Segment Open

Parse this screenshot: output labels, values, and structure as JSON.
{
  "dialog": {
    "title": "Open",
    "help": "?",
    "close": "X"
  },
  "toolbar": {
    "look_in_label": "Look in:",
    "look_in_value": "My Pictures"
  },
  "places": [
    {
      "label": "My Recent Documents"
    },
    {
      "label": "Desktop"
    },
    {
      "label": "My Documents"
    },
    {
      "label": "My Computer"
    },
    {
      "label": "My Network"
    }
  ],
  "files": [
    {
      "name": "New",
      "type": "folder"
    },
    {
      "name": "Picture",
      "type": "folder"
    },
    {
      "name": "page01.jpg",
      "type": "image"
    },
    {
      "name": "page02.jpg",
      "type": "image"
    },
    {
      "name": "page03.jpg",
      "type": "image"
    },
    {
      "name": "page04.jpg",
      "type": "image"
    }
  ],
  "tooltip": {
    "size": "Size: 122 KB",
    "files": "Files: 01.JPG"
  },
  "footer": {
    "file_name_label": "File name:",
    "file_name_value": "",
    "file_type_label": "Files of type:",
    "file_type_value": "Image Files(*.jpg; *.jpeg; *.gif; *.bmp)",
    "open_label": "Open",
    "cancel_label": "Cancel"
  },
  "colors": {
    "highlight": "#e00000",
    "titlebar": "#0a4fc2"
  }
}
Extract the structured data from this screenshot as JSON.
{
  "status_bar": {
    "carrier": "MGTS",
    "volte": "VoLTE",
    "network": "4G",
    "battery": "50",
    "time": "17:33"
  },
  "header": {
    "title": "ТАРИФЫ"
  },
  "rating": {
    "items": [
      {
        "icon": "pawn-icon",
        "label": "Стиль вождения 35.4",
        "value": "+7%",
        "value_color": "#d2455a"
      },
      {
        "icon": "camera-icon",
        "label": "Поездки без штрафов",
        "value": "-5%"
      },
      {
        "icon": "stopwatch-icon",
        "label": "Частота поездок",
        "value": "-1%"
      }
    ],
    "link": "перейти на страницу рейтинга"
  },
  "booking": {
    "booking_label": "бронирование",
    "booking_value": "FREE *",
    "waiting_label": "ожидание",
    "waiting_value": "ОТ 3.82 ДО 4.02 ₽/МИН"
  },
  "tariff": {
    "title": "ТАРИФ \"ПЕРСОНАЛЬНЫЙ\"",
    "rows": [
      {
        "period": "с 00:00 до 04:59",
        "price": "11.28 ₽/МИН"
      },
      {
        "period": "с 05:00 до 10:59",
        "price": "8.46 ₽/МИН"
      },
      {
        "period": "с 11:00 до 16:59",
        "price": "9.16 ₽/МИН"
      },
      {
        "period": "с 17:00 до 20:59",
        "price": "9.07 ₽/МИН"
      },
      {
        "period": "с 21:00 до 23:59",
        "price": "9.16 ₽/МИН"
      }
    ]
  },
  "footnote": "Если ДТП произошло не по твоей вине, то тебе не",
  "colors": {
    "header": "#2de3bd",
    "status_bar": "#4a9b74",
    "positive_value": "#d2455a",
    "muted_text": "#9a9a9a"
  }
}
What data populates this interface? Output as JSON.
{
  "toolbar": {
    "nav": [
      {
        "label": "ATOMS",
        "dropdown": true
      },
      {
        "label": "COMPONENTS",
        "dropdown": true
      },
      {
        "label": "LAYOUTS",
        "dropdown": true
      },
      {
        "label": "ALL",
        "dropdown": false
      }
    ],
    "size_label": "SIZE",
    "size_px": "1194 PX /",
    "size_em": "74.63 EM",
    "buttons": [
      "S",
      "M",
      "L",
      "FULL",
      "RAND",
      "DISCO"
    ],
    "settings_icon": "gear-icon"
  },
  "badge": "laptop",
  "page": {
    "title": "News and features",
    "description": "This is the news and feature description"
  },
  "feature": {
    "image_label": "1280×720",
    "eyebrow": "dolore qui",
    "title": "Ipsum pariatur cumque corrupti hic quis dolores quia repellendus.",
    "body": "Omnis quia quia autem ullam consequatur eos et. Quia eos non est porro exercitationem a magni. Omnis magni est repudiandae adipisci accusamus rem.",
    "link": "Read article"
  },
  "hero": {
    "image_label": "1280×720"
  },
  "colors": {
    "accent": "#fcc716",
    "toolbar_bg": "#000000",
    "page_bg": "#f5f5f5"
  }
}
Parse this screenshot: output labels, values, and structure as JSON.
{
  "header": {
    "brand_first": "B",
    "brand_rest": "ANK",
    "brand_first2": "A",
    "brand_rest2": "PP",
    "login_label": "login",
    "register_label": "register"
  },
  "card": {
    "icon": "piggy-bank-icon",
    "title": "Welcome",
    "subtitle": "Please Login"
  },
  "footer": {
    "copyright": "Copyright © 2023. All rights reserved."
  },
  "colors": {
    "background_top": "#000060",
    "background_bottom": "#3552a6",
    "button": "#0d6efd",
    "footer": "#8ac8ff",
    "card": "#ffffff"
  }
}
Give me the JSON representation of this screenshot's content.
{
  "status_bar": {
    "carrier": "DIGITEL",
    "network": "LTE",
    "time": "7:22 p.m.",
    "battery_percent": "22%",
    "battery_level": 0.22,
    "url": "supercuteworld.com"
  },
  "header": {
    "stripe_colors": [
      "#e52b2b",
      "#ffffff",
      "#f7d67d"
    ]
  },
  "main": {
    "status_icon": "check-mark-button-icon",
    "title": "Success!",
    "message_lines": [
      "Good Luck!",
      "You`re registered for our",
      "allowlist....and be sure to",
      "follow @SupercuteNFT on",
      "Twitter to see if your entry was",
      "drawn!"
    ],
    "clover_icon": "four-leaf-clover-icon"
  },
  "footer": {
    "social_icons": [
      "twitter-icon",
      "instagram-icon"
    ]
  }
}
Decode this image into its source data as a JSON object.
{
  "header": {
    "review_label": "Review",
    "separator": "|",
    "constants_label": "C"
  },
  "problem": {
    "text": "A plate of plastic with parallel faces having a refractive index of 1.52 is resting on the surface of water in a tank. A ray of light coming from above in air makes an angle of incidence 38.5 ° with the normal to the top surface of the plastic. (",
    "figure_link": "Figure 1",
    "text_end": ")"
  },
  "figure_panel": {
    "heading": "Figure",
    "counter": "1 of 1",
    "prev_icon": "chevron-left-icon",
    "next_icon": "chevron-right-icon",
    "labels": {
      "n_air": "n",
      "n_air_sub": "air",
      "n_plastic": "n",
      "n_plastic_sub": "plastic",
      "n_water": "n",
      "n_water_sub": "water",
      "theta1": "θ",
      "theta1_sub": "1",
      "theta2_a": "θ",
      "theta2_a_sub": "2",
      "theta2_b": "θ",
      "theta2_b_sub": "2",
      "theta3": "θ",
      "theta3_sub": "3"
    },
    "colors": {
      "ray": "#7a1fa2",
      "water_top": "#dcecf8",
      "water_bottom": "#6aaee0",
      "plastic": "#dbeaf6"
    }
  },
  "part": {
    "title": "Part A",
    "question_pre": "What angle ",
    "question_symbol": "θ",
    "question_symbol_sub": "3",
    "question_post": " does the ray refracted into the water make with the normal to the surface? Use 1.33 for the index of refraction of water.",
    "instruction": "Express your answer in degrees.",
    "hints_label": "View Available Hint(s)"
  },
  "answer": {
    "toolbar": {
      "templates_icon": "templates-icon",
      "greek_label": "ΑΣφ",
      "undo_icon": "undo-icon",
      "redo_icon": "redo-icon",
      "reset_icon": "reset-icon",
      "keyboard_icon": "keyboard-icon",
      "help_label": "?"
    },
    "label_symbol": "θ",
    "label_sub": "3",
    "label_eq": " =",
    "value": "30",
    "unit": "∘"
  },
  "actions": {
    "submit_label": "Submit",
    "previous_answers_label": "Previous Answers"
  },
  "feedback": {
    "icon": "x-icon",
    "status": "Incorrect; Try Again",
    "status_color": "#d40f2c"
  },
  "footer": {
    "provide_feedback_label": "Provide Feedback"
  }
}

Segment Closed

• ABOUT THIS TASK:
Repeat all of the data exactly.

• RESULT:
Parse this screenshot: output labels, values, and structure as JSON.
{
  "dialog": {
    "title": "Open",
    "help": "?",
    "close": "X"
  },
  "toolbar": {
    "look_in_label": "Look in:",
    "look_in_value": "My Pictures"
  },
  "places": [
    {
      "label": "My Recent Documents"
    },
    {
      "label": "Desktop"
    },
    {
      "label": "My Documents"
    },
    {
      "label": "My Computer"
    },
    {
      "label": "My Network"
    }
  ],
  "files": [
    {
      "name": "New",
      "type": "folder"
    },
    {
      "name": "Picture",
      "type": "folder"
    },
    {
      "name": "page01.jpg",
      "type": "image"
    },
    {
      "name": "page02.jpg",
      "type": "image"
    },
    {
      "name": "page03.jpg",
      "type": "image"
    },
    {
      "name": "page04.jpg",
      "type": "image"
    }
  ],
  "tooltip": {
    "size": "Size: 122 KB",
    "files": "Files: 01.JPG"
  },
  "footer": {
    "file_name_label": "File name:",
    "file_name_value": "",
    "file_type_label": "Files of type:",
    "file_type_value": "Image Files(*.jpg; *.jpeg; *.gif; *.bmp)",
    "open_label": "Open",
    "cancel_label": "Cancel"
  },
  "colors": {
    "highlight": "#e00000",
    "titlebar": "#0a4fc2"
  }
}
Extract the structured data from this screenshot as JSON.
{
  "status_bar": {
    "carrier": "MGTS",
    "volte": "VoLTE",
    "network": "4G",
    "battery": "50",
    "time": "17:33"
  },
  "header": {
    "title": "ТАРИФЫ"
  },
  "rating": {
    "items": [
      {
        "icon": "pawn-icon",
        "label": "Стиль вождения 35.4",
        "value": "+7%",
        "value_color": "#d2455a"
      },
      {
        "icon": "camera-icon",
        "label": "Поездки без штрафов",
        "value": "-5%"
      },
      {
        "icon": "stopwatch-icon",
        "label": "Частота поездок",
        "value": "-1%"
      }
    ],
    "link": "перейти на страницу рейтинга"
  },
  "booking": {
    "booking_label": "бронирование",
    "booking_value": "FREE *",
    "waiting_label": "ожидание",
    "waiting_value": "ОТ 3.82 ДО 4.02 ₽/МИН"
  },
  "tariff": {
    "title": "ТАРИФ \"ПЕРСОНАЛЬНЫЙ\"",
    "rows": [
      {
        "period": "с 00:00 до 04:59",
        "price": "11.28 ₽/МИН"
      },
      {
        "period": "с 05:00 до 10:59",
        "price": "8.46 ₽/МИН"
      },
      {
        "period": "с 11:00 до 16:59",
        "price": "9.16 ₽/МИН"
      },
      {
        "period": "с 17:00 до 20:59",
        "price": "9.07 ₽/МИН"
      },
      {
        "period": "с 21:00 до 23:59",
        "price": "9.16 ₽/МИН"
      }
    ]
  },
  "footnote": "Если ДТП произошло не по твоей вине, то тебе не",
  "colors": {
    "header": "#2de3bd",
    "status_bar": "#4a9b74",
    "positive_value": "#d2455a",
    "muted_text": "#9a9a9a"
  }
}
What data populates this interface? Output as JSON.
{
  "toolbar": {
    "nav": [
      {
        "label": "ATOMS",
        "dropdown": true
      },
      {
        "label": "COMPONENTS",
        "dropdown": true
      },
      {
        "label": "LAYOUTS",
        "dropdown": true
      },
      {
        "label": "ALL",
        "dropdown": false
      }
    ],
    "size_label": "SIZE",
    "size_px": "1194 PX /",
    "size_em": "74.63 EM",
    "buttons": [
      "S",
      "M",
      "L",
      "FULL",
      "RAND",
      "DISCO"
    ],
    "settings_icon": "gear-icon"
  },
  "badge": "laptop",
  "page": {
    "title": "News and features",
    "description": "This is the news and feature description"
  },
  "feature": {
    "image_label": "1280×720",
    "eyebrow": "dolore qui",
    "title": "Ipsum pariatur cumque corrupti hic quis dolores quia repellendus.",
    "body": "Omnis quia quia autem ullam consequatur eos et. Quia eos non est porro exercitationem a magni. Omnis magni est repudiandae adipisci accusamus rem.",
    "link": "Read article"
  },
  "hero": {
    "image_label": "1280×720"
  },
  "colors": {
    "accent": "#fcc716",
    "toolbar_bg": "#000000",
    "page_bg": "#f5f5f5"
  }
}
Parse this screenshot: output labels, values, and structure as JSON.
{
  "header": {
    "brand_first": "B",
    "brand_rest": "ANK",
    "brand_first2": "A",
    "brand_rest2": "PP",
    "login_label": "login",
    "register_label": "register"
  },
  "card": {
    "icon": "piggy-bank-icon",
    "title": "Welcome",
    "subtitle": "Please Login"
  },
  "footer": {
    "copyright": "Copyright © 2023. All rights reserved."
  },
  "colors": {
    "background_top": "#000060",
    "background_bottom": "#3552a6",
    "button": "#0d6efd",
    "footer": "#8ac8ff",
    "card": "#ffffff"
  }
}
Give me the JSON representation of this screenshot's content.
{
  "status_bar": {
    "carrier": "DIGITEL",
    "network": "LTE",
    "time": "7:22 p.m.",
    "battery_percent": "22%",
    "battery_level": 0.22,
    "url": "supercuteworld.com"
  },
  "header": {
    "stripe_colors": [
      "#e52b2b",
      "#ffffff",
      "#f7d67d"
    ]
  },
  "main": {
    "status_icon": "check-mark-button-icon",
    "title": "Success!",
    "message_lines": [
      "Good Luck!",
      "You`re registered for our",
      "allowlist....and be sure to",
      "follow @SupercuteNFT on",
      "Twitter to see if your entry was",
      "drawn!"
    ],
    "clover_icon": "four-leaf-clover-icon"
  },
  "footer": {
    "social_icons": [
      "twitter-icon",
      "instagram-icon"
    ]
  }
}
Decode this image into its source data as a JSON object.
{
  "header": {
    "review_label": "Review",
    "separator": "|",
    "constants_label": "C"
  },
  "problem": {
    "text": "A plate of plastic with parallel faces having a refractive index of 1.52 is resting on the surface of water in a tank. A ray of light coming from above in air makes an angle of incidence 38.5 ° with the normal to the top surface of the plastic. (",
    "figure_link": "Figure 1",
    "text_end": ")"
  },
  "figure_panel": {
    "heading": "Figure",
    "counter": "1 of 1",
    "prev_icon": "chevron-left-icon",
    "next_icon": "chevron-right-icon",
    "labels": {
      "n_air": "n",
      "n_air_sub": "air",
      "n_plastic": "n",
      "n_plastic_sub": "plastic",
      "n_water": "n",
      "n_water_sub": "water",
      "theta1": "θ",
      "theta1_sub": "1",
      "theta2_a": "θ",
      "theta2_a_sub": "2",
      "theta2_b": "θ",
      "theta2_b_sub": "2",
      "theta3": "θ",
      "theta3_sub": "3"
    },
    "colors": {
      "ray": "#7a1fa2",
      "water_top": "#dcecf8",
      "water_bottom": "#6aaee0",
      "plastic": "#dbeaf6"
    }
  },
  "part": {
    "title": "Part A",
    "question_pre": "What angle ",
    "question_symbol": "θ",
    "question_symbol_sub": "3",
    "question_post": " does the ray refracted into the water make with the normal to the surface? Use 1.33 for the index of refraction of water.",
    "instruction": "Express your answer in degrees.",
    "hints_label": "View Available Hint(s)"
  },
  "answer": {
    "toolbar": {
      "templates_icon": "templates-icon",
      "greek_label": "ΑΣφ",
      "undo_icon": "undo-icon",
      "redo_icon": "redo-icon",
      "reset_icon": "reset-icon",
      "keyboard_icon": "keyboard-icon",
      "help_label": "?"
    },
    "label_symbol": "θ",
    "label_sub": "3",
    "label_eq": " =",
    "value": "30",
    "unit": "∘"
  },
  "actions": {
    "submit_label": "Submit",
    "previous_answers_label": "Previous Answers"
  },
  "feedback": {
    "icon": "x-icon",
    "status": "Incorrect; Try Again",
    "status_color": "#d40f2c"
  },
  "footer": {
    "provide_feedback_label": "Provide Feedback"
  }
}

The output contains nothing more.